- YOUR TASK:
Retype the whole listing exactly.

- RECORDED INFORMATION:
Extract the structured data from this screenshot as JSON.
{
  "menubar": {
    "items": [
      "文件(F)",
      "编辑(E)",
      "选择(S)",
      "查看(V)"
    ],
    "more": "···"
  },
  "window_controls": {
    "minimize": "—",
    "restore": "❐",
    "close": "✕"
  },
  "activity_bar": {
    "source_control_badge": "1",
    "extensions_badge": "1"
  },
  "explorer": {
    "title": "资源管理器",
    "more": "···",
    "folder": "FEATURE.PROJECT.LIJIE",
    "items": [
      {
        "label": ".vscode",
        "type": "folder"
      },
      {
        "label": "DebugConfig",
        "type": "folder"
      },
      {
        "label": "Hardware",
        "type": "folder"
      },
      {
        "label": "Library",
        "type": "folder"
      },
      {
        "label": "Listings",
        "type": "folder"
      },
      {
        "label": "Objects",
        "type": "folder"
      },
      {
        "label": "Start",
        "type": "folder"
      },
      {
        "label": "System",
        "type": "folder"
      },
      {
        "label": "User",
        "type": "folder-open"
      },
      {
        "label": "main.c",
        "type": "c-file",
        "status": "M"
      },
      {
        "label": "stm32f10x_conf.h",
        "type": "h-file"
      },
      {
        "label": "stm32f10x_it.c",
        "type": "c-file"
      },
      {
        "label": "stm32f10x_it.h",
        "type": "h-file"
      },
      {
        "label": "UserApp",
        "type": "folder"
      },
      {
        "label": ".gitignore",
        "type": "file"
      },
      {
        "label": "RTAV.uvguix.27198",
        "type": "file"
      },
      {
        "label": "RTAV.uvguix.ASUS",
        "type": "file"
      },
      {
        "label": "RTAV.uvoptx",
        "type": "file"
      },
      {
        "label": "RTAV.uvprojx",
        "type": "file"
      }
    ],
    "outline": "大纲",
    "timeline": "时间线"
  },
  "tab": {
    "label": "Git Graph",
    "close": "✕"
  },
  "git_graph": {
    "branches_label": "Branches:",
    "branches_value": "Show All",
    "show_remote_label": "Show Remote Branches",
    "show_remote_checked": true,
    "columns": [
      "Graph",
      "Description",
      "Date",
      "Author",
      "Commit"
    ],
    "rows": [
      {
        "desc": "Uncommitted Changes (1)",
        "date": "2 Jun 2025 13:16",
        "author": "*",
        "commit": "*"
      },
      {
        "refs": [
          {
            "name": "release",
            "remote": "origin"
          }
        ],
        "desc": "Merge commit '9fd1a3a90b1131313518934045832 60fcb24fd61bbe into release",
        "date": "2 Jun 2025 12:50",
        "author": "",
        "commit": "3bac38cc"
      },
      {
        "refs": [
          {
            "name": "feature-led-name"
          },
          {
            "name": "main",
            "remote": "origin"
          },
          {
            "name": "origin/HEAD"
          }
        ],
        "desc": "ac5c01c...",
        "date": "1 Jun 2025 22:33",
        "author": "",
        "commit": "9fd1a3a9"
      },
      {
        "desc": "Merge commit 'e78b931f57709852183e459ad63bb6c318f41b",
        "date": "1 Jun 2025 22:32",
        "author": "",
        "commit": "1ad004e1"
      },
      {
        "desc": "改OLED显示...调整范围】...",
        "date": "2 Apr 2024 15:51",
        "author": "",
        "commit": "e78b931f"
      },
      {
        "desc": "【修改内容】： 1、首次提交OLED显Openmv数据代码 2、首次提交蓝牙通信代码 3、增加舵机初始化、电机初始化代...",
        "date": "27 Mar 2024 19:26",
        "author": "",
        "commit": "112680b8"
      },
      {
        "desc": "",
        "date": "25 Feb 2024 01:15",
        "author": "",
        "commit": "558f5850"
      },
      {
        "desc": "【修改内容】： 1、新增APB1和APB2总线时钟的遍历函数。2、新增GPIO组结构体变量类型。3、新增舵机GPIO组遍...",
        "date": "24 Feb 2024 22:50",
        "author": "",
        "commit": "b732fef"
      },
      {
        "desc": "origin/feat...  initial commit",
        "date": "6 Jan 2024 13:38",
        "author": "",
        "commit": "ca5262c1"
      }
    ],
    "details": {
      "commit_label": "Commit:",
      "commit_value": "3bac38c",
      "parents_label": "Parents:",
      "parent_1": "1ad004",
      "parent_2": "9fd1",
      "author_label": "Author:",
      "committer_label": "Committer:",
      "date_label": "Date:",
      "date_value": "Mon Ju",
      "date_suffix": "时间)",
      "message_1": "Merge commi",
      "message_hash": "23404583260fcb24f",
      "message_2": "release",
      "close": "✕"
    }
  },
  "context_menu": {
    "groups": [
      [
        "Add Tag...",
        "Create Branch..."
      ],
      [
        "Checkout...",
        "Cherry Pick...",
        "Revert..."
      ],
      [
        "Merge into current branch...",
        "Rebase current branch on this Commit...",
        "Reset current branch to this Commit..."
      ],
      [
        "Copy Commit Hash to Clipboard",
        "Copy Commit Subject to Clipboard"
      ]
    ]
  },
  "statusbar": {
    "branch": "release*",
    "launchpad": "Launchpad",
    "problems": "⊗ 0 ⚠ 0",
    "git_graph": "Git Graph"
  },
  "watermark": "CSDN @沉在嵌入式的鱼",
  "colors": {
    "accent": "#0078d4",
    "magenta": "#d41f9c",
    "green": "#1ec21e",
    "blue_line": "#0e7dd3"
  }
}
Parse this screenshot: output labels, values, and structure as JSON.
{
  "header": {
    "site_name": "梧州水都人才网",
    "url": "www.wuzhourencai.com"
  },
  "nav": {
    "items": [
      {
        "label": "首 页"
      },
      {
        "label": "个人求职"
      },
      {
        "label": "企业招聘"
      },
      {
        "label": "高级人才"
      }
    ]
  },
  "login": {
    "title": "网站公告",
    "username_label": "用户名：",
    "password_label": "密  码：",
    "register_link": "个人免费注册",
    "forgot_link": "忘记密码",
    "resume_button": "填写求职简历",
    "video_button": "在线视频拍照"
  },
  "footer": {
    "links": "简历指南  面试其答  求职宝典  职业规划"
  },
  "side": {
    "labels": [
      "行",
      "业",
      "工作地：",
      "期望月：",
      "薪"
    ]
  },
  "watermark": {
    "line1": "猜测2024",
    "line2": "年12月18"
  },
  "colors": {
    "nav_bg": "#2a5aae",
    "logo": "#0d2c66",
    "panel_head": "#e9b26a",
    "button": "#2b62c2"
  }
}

- RESPONSE BELOW:
Extract the structured data from this screenshot as JSON.
{
  "menubar": {
    "items": [
      "文件(F)",
      "编辑(E)",
      "选择(S)",
      "查看(V)"
    ],
    "more": "···"
  },
  "window_controls": {
    "minimize": "—",
    "restore": "❐",
    "close": "✕"
  },
  "activity_bar": {
    "source_control_badge": "1",
    "extensions_badge": "1"
  },
  "explorer": {
    "title": "资源管理器",
    "more": "···",
    "folder": "FEATURE.PROJECT.LIJIE",
    "items": [
      {
        "label": ".vscode",
        "type": "folder"
      },
      {
        "label": "DebugConfig",
        "type": "folder"
      },
      {
        "label": "Hardware",
        "type": "folder"
      },
      {
        "label": "Library",
        "type": "folder"
      },
      {
        "label": "Listings",
        "type": "folder"
      },
      {
        "label": "Objects",
        "type": "folder"
      },
      {
        "label": "Start",
        "type": "folder"
      },
      {
        "label": "System",
        "type": "folder"
      },
      {
        "label": "User",
        "type": "folder-open"
      },
      {
        "label": "main.c",
        "type": "c-file",
        "status": "M"
      },
      {
        "label": "stm32f10x_conf.h",
        "type": "h-file"
      },
      {
        "label": "stm32f10x_it.c",
        "type": "c-file"
      },
      {
        "label": "stm32f10x_it.h",
        "type": "h-file"
      },
      {
        "label": "UserApp",
        "type": "folder"
      },
      {
        "label": ".gitignore",
        "type": "file"
      },
      {
        "label": "RTAV.uvguix.27198",
        "type": "file"
      },
      {
        "label": "RTAV.uvguix.ASUS",
        "type": "file"
      },
      {
        "label": "RTAV.uvoptx",
        "type": "file"
      },
      {
        "label": "RTAV.uvprojx",
        "type": "file"
      }
    ],
    "outline": "大纲",
    "timeline": "时间线"
  },
  "tab": {
    "label": "Git Graph",
    "close": "✕"
  },
  "git_graph": {
    "branches_label": "Branches:",
    "branches_value": "Show All",
    "show_remote_label": "Show Remote Branches",
    "show_remote_checked": true,
    "columns": [
      "Graph",
      "Description",
      "Date",
      "Author",
      "Commit"
    ],
    "rows": [
      {
        "desc": "Uncommitted Changes (1)",
        "date": "2 Jun 2025 13:16",
        "author": "*",
        "commit": "*"
      },
      {
        "refs": [
          {
            "name": "release",
            "remote": "origin"
          }
        ],
        "desc": "Merge commit '9fd1a3a90b1131313518934045832 60fcb24fd61bbe into release",
        "date": "2 Jun 2025 12:50",
        "author": "",
        "commit": "3bac38cc"
      },
      {
        "refs": [
          {
            "name": "feature-led-name"
          },
          {
            "name": "main",
            "remote": "origin"
          },
          {
            "name": "origin/HEAD"
          }
        ],
        "desc": "ac5c01c...",
        "date": "1 Jun 2025 22:33",
        "author": "",
        "commit": "9fd1a3a9"
      },
      {
        "desc": "Merge commit 'e78b931f57709852183e459ad63bb6c318f41b",
        "date": "1 Jun 2025 22:32",
        "author": "",
        "commit": "1ad004e1"
      },
      {
        "desc": "改OLED显示...调整范围】...",
        "date": "2 Apr 2024 15:51",
        "author": "",
        "commit": "e78b931f"
      },
      {
        "desc": "【修改内容】： 1、首次提交OLED显Openmv数据代码 2、首次提交蓝牙通信代码 3、增加舵机初始化、电机初始化代...",
        "date": "27 Mar 2024 19:26",
        "author": "",
        "commit": "112680b8"
      },
      {
        "desc": "",
        "date": "25 Feb 2024 01:15",
        "author": "",
        "commit": "558f5850"
      },
      {
        "desc": "【修改内容】： 1、新增APB1和APB2总线时钟的遍历函数。2、新增GPIO组结构体变量类型。3、新增舵机GPIO组遍...",
        "date": "24 Feb 2024 22:50",
        "author": "",
        "commit": "b732fef"
      },
      {
        "desc": "origin/feat...  initial commit",
        "date": "6 Jan 2024 13:38",
        "author": "",
        "commit": "ca5262c1"
      }
    ],
    "details": {
      "commit_label": "Commit:",
      "commit_value": "3bac38c",
      "parents_label": "Parents:",
      "parent_1": "1ad004",
      "parent_2": "9fd1",
      "author_label": "Author:",
      "committer_label": "Committer:",
      "date_label": "Date:",
      "date_value": "Mon Ju",
      "date_suffix": "时间)",
      "message_1": "Merge commi",
      "message_hash": "23404583260fcb24f",
      "message_2": "release",
      "close": "✕"
    }
  },
  "context_menu": {
    "groups": [
      [
        "Add Tag...",
        "Create Branch..."
      ],
      [
        "Checkout...",
        "Cherry Pick...",
        "Revert..."
      ],
      [
        "Merge into current branch...",
        "Rebase current branch on this Commit...",
        "Reset current branch to this Commit..."
      ],
      [
        "Copy Commit Hash to Clipboard",
        "Copy Commit Subject to Clipboard"
      ]
    ]
  },
  "statusbar": {
    "branch": "release*",
    "launchpad": "Launchpad",
    "problems": "⊗ 0 ⚠ 0",
    "git_graph": "Git Graph"
  },
  "watermark": "CSDN @沉在嵌入式的鱼",
  "colors": {
    "accent": "#0078d4",
    "magenta": "#d41f9c",
    "green": "#1ec21e",
    "blue_line": "#0e7dd3"
  }
}
Parse this screenshot: output labels, values, and structure as JSON.
{
  "header": {
    "site_name": "梧州水都人才网",
    "url": "www.wuzhourencai.com"
  },
  "nav": {
    "items": [
      {
        "label": "首 页"
      },
      {
        "label": "个人求职"
      },
      {
        "label": "企业招聘"
      },
      {
        "label": "高级人才"
      }
    ]
  },
  "login": {
    "title": "网站公告",
    "username_label": "用户名：",
    "password_label": "密  码：",
    "register_link": "个人免费注册",
    "forgot_link": "忘记密码",
    "resume_button": "填写求职简历",
    "video_button": "在线视频拍照"
  },
  "footer": {
    "links": "简历指南  面试其答  求职宝典  职业规划"
  },
  "side": {
    "labels": [
      "行",
      "业",
      "工作地：",
      "期望月：",
      "薪"
    ]
  },
  "watermark": {
    "line1": "猜测2024",
    "line2": "年12月18"
  },
  "colors": {
    "nav_bg": "#2a5aae",
    "logo": "#0d2c66",
    "panel_head": "#e9b26a",
    "button": "#2b62c2"
  }
}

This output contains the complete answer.